Fantastic write-up, you were able to synthesize many of the points I would have liked to have touched upon. What's even more remarkable is that you describe music so eloquently in a language that isn't even your first.
Many thanks for your kind words. Thanks, SR, but Wordreference.com helps a lot. And yes, Mike, Lennon was a terrific singer (although he didn’t think that at the time, he was always complaining to George Martin because of that). And I agree, Alex, this was one of the most emotive and Lennonian moments on Beatles output.
As someone who over the past few years has really grown to love The Beatles, I have been wondering the same thing and only gradually do I think I realize how great the song is. But the thing that's strange to me is that I recognize how it's great, but don't really feel it personally. I hope someday I feel what I think I'm hearing if that makes any sense.
And best Beatles song/moment of all time?

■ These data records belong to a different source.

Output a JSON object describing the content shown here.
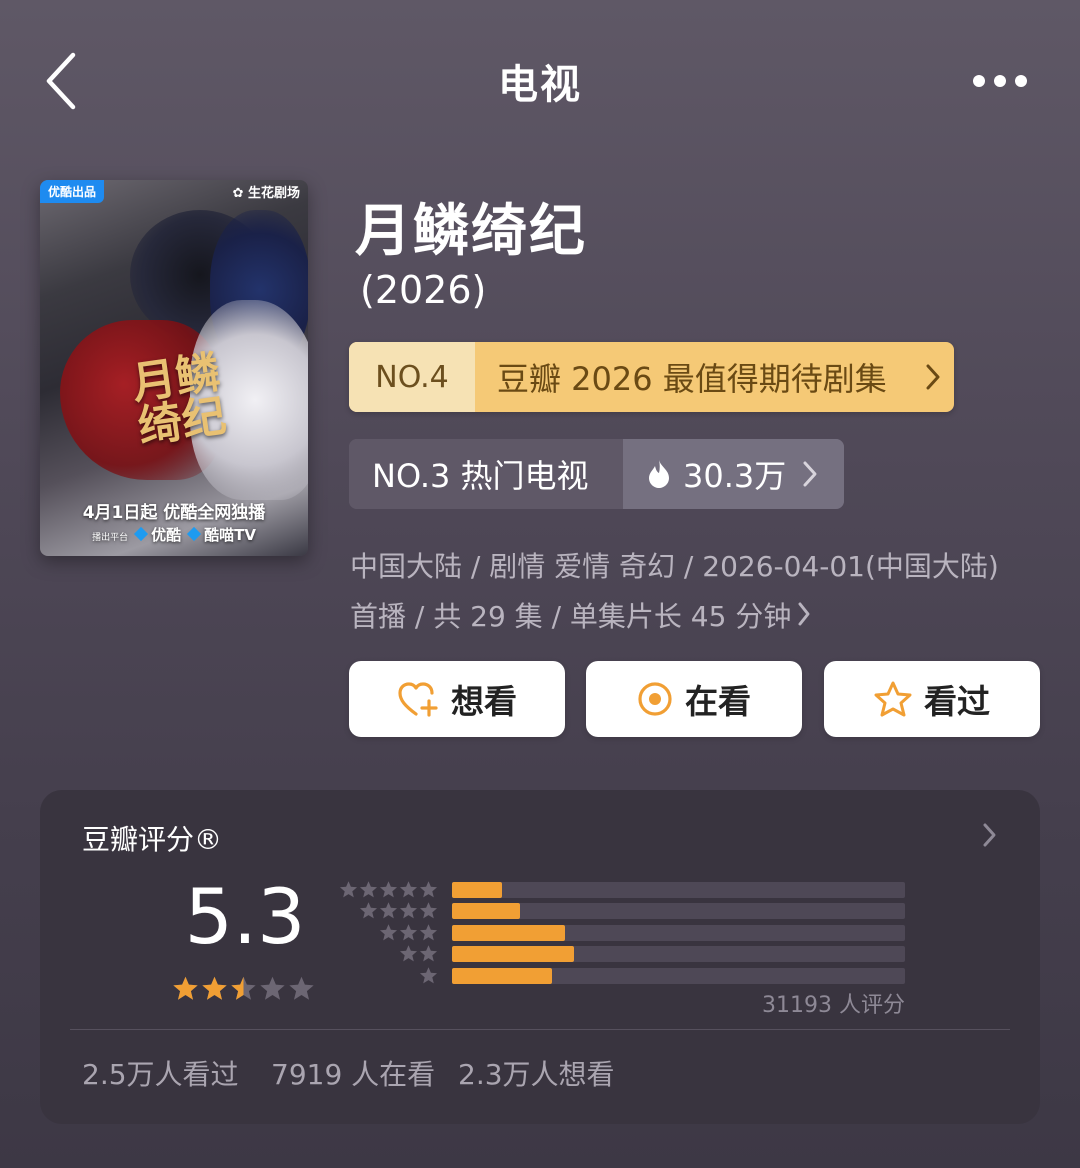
{
  "header": {
    "title": "电视",
    "back_icon": "chevron-left-icon",
    "more_icon": "more-dots-icon"
  },
  "poster": {
    "badge_left": "优酷出品",
    "badge_right": "生花剧场",
    "title_art": "月鳞绮纪",
    "release_line": "4月1日起 优酷全网独播",
    "platform_prefix": "播出平台",
    "platform_1": "优酷",
    "platform_2": "酷喵TV"
  },
  "show": {
    "title": "月鳞绮纪",
    "year": "(2026)"
  },
  "rank_badges": {
    "anticipated": {
      "rank": "NO.4",
      "label": "豆瓣 2026 最值得期待剧集",
      "color": "#f5c976"
    },
    "hot": {
      "rank": "NO.3 热门电视",
      "heat": "30.3万"
    }
  },
  "meta": {
    "line1": "中国大陆 / 剧情 爱情 奇幻 / 2026-04-01(中国大陆)",
    "line2": "首播 / 共 29 集 / 单集片长 45 分钟"
  },
  "actions": {
    "want": "想看",
    "watching": "在看",
    "watched": "看过",
    "accent_color": "#f19f34"
  },
  "rating": {
    "title": "豆瓣评分®",
    "score": "5.3",
    "score_stars": 2.5,
    "votes": "31193 人评分",
    "distribution": [
      {
        "stars": 5,
        "ratio": 0.11
      },
      {
        "stars": 4,
        "ratio": 0.15
      },
      {
        "stars": 3,
        "ratio": 0.25
      },
      {
        "stars": 2,
        "ratio": 0.27
      },
      {
        "stars": 1,
        "ratio": 0.22
      }
    ],
    "bar_color": "#f19f34"
  },
  "stats": {
    "watched": "2.5万人看过",
    "watching": "7919 人在看",
    "want": "2.3万人想看"
  }
}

For me by far the best Beatles moment is the Abbey Road medley.
Other contenders for best Beatles song:
Tomorrow Never Knows
Happiness is a Warm Gun
joobalooba, I totally agree about Pepper. Apart from A Day in the Life, and possibly Lucy in the Sky after a few listens, the only thing that lives up to the standards set by the previous two LPs is She's Leaving Home. And what puts this song and A Day in the Life far above the rest of the album for me is how emotive each one is upon listening. Each one (in She's Leaving Home through McCartney uncanny portrayal of middle-aged suburban parents and in A Day in the Life through Lennon's cynical portrayal of a car crash) manages to evoke feelings more real than anything The Beatles did before or after, in my opinion; yet both appeared on probably The Beatles' wackiest and most ambitious project.
a day in the life is a pretty good song that's on a pretty weak album (at least as far as "greatest of all time" go...) it's not anywhere near my favorite songs of all time, but then again, i've never been a real song oriented guy.